If it came to cyber law, it would be years before proper checks would be made on the dissemination of radical ideology through social networking applications, but if it came to a formal education system, the government would be able to exercise its authority to keep a check on the mandate and progress of theological academia; a policy direly needs to be incorporated in Pakistan’s efforts at counter-radicalisation. There is a pressing need for the government to include the dars system into their strategy for merging informal religious education into mainstream pedagogy, while keeping in mind that numerous women rely upon easily (remotely, if it is online) accessible religious education that simply needs to be brought under the jurisdiction of the right authorities for checks and balances. As long as Pakistani women keep turning towards the Internet for informal, home-based education, they are likely to come across radical material on dars websites. The Internet, as a vast realm, cannot be contained, but the means to a state-sanctioned religious education can certainly be standardised.
Radicalisation – even in the most conservative and gender-segregated societies – is never restricted to a sole gender.

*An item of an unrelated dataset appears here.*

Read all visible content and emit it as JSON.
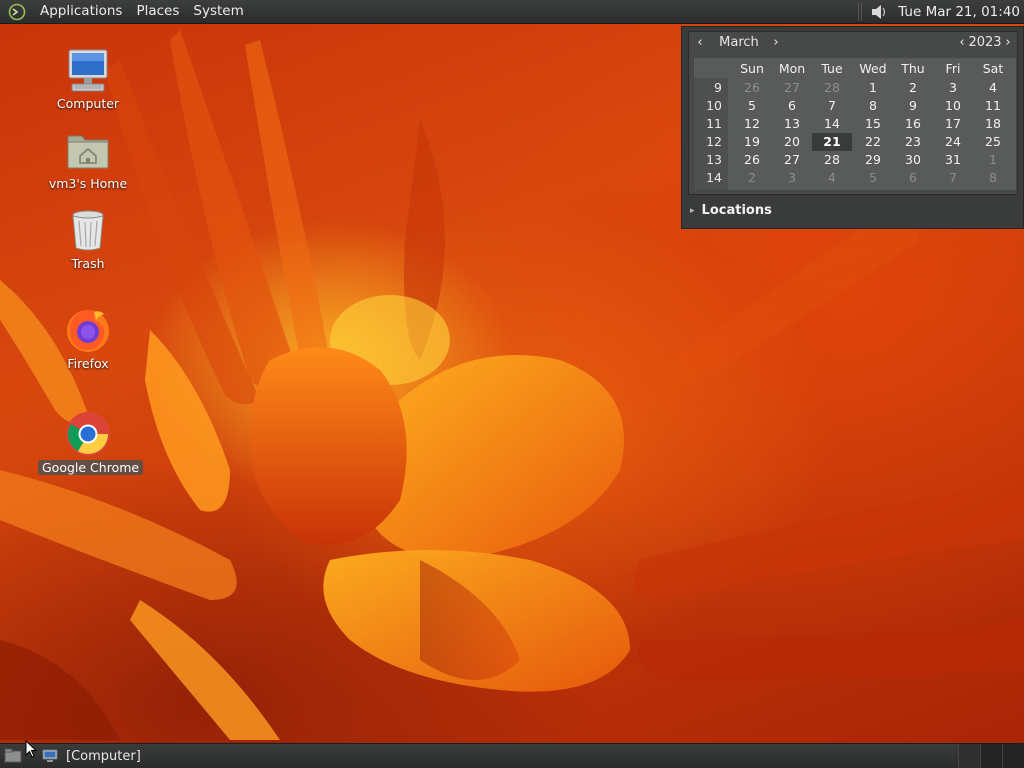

Ever since Pakistan was immersed in the American-led fight against the USSR in the late 1990s, analysts and experts have looked towards male-centric counter-radicalisation strategies. Assuming that a patriarchal society would prevent its women from participating in the said fight would be ignorant and evasive of the position that women adopt to become pious. To truly understand the process of how individuals within a society are radicalised and then de-radicalised, the role and place of women ought to be studied and understood. An ideal starting point for Pakistani counter-radicalisation authorities would be to examine the transformative experience that female attendees of dars go through and how it impacts their identity and ideology as Pakistani, Muslim women who share a common religion with the Middle East and their language, history and culture with neighbouring India.
Addressing radicalisation in the dars system requires countering advances to be made in real life, as well as in the digital realm. However, no amount of online censoring can truly replace the missing link of a reliable (safe), flexible (timetables/evening classes) and affordable formal education. To truly promote a mainstream system of religious education would require the Pakistani state to provide teaching positions within their universities to qualified scholars who would encourage critical thinking rather than a typically literal or rote-based learning of religion – in their class syllabus as well as in online classes. This move would certainly face backlash from previously self-established teachers who – with their families – have for generations been holding authority (through word-of-mouth promotion) on religious education without due qualification. Naturally, the upholding of a certified and formal religious education would remove them from positions as religious mentors and have them replaced with qualified professors, but it would lead to the kind of deradicalisation that Pakistan needs. The kind that would include, and hopefully empower, women the right way.